Good luck Job Centre, you’re gonna need it…

I have to go to the Job Centre on Friday. In fact, I have to go to the Job Centre every Friday because I’m now on JSA.

My mandatory reconsideration for my ESA claim was denied, which I already knew it was going to be. I could appeal, but I got 6 points out of 15 so it seems a bit pointless. Normally I’d be the first one going “no, you must appeal, try everything you can!” but to be honest I’m a bit knackered by the whole thing and after not being successful at my PIP appeal last year I’m not massively inclined to go through another one. So, hurrah, the system works! Y’know, the one where they keep saying no until you’re too tired and generally exhausted to try getting them to change their minds.

So I’m on JSA. I have a Claimant Commitment and I’m on Universal Jobmatch and I’m just waiting for the ideal job to come along…the one where I can be paid a full working week’s wages for three hours work conducted mostly while sleeping. That job.

In a fantastic twist of irony I’m actually better off now than I was on the assessment rate of ESA – assessment rate ESA is the same as the base rate of JSA – £73.10 a week – but on JSA I get “extra money because you’re disabled” (that’s literally what the extra is called on my JSA letter) bringing my weekly JSA up to £105.35 a week. Today my fatigue and pain were enough that I couldn’t walk from my sofa to my kitchen (for context: I could fall off the sofa and almost touch the kitchen they’re that close but I’ve just moved house and have no carpets so that would be a risky move). But of course on JSA you have to job search and “be available for work” which I guess I am if the work involves sitting on the sofa in my PJs knitting socks.*
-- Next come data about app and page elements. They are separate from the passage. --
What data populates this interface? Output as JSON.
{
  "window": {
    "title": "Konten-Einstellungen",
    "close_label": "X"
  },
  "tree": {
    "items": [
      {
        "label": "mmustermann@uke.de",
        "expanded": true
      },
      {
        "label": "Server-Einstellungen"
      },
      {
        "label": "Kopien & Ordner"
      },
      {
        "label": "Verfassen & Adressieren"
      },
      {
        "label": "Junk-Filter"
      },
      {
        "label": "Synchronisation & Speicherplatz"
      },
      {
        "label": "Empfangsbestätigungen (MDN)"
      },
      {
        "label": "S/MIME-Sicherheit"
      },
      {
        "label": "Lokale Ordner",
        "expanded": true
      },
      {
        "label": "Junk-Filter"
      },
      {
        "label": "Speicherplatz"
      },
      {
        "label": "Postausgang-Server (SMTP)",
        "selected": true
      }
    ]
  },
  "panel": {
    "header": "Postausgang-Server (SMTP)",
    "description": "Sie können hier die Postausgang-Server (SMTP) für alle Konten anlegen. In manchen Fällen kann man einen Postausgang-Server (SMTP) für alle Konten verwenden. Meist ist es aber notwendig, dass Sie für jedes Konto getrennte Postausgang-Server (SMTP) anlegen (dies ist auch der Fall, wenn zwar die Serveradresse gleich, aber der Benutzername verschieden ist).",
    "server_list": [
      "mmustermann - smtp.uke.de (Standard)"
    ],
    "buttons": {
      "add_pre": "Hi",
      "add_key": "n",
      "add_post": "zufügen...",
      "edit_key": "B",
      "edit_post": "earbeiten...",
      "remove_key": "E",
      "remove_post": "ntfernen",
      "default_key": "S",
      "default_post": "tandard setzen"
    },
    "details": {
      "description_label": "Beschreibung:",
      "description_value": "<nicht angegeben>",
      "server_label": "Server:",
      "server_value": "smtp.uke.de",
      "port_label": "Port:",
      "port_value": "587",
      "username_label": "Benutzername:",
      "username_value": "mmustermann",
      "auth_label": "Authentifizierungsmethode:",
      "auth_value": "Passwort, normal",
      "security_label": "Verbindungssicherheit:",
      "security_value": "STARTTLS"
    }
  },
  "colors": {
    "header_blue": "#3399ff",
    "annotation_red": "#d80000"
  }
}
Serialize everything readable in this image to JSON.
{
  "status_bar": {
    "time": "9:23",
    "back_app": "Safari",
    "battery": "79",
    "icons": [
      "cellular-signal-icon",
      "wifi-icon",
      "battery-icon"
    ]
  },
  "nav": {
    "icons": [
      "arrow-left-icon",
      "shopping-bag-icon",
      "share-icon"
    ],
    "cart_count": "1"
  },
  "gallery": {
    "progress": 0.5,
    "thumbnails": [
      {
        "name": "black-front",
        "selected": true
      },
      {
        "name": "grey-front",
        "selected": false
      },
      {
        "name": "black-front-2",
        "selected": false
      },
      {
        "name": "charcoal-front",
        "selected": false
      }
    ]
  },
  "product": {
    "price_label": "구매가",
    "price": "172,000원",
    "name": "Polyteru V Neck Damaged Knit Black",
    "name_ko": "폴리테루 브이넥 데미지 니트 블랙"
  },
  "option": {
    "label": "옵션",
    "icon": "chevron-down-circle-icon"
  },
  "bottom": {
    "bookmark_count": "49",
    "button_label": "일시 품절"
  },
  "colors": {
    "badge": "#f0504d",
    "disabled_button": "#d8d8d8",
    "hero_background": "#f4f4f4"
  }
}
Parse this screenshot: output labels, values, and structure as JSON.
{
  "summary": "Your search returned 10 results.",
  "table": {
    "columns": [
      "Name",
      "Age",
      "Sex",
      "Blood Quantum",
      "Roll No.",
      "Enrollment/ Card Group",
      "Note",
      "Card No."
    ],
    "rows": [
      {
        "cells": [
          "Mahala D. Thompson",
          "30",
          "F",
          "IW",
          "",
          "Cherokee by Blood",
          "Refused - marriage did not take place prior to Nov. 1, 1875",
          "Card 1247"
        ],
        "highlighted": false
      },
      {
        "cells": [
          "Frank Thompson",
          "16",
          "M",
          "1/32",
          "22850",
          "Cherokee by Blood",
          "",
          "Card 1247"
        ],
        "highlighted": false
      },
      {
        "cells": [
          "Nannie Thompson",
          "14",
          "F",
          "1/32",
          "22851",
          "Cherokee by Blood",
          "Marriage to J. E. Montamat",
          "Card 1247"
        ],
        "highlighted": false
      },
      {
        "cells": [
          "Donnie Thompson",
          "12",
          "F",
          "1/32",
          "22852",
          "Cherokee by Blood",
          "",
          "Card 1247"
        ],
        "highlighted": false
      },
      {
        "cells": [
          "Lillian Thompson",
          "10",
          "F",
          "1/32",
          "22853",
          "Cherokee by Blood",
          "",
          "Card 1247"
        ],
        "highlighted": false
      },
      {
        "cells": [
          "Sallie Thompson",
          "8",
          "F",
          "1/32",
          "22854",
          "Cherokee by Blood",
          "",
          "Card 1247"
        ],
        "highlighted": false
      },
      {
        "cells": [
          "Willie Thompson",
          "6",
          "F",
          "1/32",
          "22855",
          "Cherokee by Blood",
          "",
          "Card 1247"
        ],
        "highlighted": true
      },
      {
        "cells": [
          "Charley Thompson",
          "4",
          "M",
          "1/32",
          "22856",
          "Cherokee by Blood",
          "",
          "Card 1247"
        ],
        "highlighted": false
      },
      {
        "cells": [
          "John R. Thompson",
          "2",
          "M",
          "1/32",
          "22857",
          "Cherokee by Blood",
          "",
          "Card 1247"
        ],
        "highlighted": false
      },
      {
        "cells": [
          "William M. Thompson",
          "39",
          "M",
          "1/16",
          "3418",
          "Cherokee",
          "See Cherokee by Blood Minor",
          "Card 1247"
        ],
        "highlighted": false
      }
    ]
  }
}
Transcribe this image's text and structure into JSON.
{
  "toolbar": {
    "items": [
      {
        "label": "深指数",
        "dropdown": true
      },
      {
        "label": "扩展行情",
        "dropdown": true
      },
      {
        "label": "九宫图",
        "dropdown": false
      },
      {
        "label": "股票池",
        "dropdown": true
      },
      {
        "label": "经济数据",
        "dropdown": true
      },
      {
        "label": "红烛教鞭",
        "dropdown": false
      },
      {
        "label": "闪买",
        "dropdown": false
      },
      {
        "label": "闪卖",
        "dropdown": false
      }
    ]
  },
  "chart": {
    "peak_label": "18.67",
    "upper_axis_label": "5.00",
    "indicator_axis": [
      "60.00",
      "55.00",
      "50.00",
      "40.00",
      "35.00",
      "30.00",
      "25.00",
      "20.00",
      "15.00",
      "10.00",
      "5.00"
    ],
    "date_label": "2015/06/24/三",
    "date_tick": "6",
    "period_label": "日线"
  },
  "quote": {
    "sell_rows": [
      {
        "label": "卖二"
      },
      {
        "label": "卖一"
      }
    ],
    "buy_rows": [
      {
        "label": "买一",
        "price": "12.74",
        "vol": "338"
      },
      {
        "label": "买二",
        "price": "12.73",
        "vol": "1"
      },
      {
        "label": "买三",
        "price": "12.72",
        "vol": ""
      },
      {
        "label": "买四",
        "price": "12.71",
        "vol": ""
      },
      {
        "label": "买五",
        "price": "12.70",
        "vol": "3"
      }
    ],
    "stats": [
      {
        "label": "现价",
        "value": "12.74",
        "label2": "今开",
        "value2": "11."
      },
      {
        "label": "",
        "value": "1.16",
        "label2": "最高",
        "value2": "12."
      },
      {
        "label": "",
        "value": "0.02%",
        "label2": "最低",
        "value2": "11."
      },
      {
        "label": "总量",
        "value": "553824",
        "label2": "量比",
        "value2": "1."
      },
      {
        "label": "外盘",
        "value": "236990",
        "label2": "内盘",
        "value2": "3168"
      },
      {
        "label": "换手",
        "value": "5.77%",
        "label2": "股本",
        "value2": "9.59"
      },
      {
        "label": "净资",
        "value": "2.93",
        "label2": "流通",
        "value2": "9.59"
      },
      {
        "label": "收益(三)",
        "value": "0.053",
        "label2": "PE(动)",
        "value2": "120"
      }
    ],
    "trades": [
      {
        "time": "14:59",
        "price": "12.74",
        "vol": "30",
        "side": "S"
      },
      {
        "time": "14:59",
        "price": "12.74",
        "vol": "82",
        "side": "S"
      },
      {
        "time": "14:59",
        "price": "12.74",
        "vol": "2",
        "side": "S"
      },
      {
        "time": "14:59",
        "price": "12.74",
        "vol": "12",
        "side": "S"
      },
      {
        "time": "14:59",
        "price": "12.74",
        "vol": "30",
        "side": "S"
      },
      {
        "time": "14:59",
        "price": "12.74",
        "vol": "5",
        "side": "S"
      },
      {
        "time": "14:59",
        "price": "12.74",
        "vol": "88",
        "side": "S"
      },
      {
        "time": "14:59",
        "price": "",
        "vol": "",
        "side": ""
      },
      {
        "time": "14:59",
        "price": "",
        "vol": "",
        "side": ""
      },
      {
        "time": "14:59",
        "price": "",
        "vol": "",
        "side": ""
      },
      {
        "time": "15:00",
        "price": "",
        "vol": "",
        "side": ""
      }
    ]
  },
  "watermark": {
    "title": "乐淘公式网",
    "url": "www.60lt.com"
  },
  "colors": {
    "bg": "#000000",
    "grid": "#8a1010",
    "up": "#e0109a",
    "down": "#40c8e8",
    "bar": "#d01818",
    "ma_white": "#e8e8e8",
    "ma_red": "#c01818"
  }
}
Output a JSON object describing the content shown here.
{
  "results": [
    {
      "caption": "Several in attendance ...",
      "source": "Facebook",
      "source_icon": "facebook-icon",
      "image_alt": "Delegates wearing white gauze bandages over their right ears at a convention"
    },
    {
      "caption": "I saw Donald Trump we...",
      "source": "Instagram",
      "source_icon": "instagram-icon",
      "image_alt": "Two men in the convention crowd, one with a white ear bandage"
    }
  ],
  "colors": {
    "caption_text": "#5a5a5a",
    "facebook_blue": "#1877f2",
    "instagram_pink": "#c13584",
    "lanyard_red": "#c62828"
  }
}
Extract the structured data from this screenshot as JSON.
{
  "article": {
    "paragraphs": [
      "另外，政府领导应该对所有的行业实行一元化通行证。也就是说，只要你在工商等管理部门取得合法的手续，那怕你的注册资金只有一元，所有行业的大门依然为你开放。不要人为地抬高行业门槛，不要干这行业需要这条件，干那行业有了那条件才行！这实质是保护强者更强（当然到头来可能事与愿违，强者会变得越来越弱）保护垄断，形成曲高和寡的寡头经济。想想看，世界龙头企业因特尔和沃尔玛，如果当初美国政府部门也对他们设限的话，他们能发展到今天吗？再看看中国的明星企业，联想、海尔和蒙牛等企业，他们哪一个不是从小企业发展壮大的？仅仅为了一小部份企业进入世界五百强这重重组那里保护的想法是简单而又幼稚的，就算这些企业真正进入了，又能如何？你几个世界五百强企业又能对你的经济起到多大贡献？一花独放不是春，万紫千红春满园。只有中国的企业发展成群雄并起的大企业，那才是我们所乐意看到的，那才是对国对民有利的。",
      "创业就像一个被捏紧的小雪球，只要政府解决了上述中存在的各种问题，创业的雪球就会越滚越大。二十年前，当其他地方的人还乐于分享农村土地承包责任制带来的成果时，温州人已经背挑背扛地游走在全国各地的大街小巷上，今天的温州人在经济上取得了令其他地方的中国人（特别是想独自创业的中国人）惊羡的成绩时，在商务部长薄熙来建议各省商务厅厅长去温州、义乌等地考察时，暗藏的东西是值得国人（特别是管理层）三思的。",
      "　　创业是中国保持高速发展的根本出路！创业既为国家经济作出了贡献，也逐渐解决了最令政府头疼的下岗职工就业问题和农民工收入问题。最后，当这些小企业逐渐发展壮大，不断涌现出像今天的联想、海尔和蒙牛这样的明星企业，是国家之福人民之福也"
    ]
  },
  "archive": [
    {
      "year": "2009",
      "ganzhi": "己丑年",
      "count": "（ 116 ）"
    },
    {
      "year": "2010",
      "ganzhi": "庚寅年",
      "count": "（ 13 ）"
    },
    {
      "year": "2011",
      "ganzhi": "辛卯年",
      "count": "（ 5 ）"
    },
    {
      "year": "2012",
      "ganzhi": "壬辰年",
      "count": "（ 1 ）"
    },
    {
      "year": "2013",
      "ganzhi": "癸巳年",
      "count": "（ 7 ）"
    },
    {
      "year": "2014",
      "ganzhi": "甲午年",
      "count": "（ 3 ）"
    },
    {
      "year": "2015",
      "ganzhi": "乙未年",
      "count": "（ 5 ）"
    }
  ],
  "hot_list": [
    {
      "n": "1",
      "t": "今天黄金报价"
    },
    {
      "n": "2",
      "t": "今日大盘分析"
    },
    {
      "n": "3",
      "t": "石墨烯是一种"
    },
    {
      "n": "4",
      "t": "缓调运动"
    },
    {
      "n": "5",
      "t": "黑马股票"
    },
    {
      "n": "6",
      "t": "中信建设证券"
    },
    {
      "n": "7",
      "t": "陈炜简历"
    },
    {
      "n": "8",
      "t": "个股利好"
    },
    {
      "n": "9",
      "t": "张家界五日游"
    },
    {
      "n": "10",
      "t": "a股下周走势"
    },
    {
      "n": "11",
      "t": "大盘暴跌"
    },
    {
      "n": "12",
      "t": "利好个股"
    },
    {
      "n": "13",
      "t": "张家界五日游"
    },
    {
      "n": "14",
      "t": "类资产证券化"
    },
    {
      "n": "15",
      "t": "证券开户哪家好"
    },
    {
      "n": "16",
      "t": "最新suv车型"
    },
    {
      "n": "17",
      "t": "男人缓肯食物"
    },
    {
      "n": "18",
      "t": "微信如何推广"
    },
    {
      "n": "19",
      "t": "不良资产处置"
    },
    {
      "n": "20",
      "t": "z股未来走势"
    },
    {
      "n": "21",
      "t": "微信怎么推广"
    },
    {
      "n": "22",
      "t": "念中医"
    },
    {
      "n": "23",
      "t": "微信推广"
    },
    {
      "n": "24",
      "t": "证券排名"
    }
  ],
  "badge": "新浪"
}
*I would like to state for the record that I will happily take any job that involves sitting on my sofa in my PJs knitting socks

So I guess I want to wish the Job Centre good luck in finding me a job, I suppose. My tactic currently is to turn up weekly and say “nope, didn’t find anything I can physically do this week, sorry” for the foreseeable future and see what happens.


So now I’m a job seeker.

How do you tell the job centre that the issue with finding work isn’t the “finding” part, but the “work” part? Finding a job isn’t the issue. There are jobs out there in my sector – not as many as there were but there are some. Believe me, in fleeting moments I have looked at different job roles and thought “if I wasn’t ill I’d be so good at that job”. I could have a job, a managerial post, with a salary. If I did that I’d be able to rent a flat privately, I wouldn’t be sitting on the council waiting list because the Local Housing Allowance won’t cover a private rented flat and I’m pretty sure life would be a lot sunnier.

Funnily enough, I’m not in this non-working position because I don’t want to work. Far from it. I’m here because I’m ill.

I’m here because I get about two hours functional working brain time a day, on a good day. I’m here because I currently can’t cook a meal, can’t clean my own flat (vacuuming and washing up both involving a level of standing and arm-usage I’m really not able to achieve right now), am fatigued to a level where I sometimes have to have meal replacement shakes for dinner and a bus ride to the local job centre and back leaves me in bed for the rest of the day. And sometimes the next one. I don’t do this because it’s an easier life. An easier life would be working a good full-time job and being able to take care of myself.

Yesterday I discovered I hadn’t been successful in my claim for ESA. Out of a required fifteen points, I had scored a measly six. For mobility. The pain, the fatigue, the general crapness of my ability to function wasn’t so crap that I would be deemed unable to work.  I’m going for a mandatory reconsideration of course – especially as the decision maker on the phone told me “you put that your condition is variable, which means sometimes it doesn’t affect you” and we all know that’s not what variable means, for me variable means “sometimes I can put on clothes and leave the house!” – but in the meantime I’ve been transferred over to JSA and I have to attend a “work-focused interview” on Monday morning at the Job Centre.

Y’know, the one that puts me in bed for a day, that one.

I’m already exhausted.


Never ending or beginning like an ever spinning wheel.

And just when I was all excited that I would have to fill in any more forms.

After just under a year of trying, failing, trying again and finally succeeding to get PIP, welcome to the sequel: ESA. Yup. My circumstances have changed, and now I have to make my own ESA claim. It’s like deja vu all over again. I’ve been sent a “Capability for work questionnaire” with the famous “Can you pick up a £1 coin” question, I have my sick note from the doctor and I’ll have not only a “Capability for work assessment” but also a “compliance interview” (because I’m going from being on someone else’s ESA claim to going onto one of my own and apparently I have to Do That The Right Way).

Are you ready for months of fun exciting blog entries about my third trip through the wilderness with the Department for Work and Pensions? I know I am!*

*At this point I’d like to personally thank the Department for Work and Pensions for giving me months, nay YEARS of material to blog about. I couldn’t have done it without you.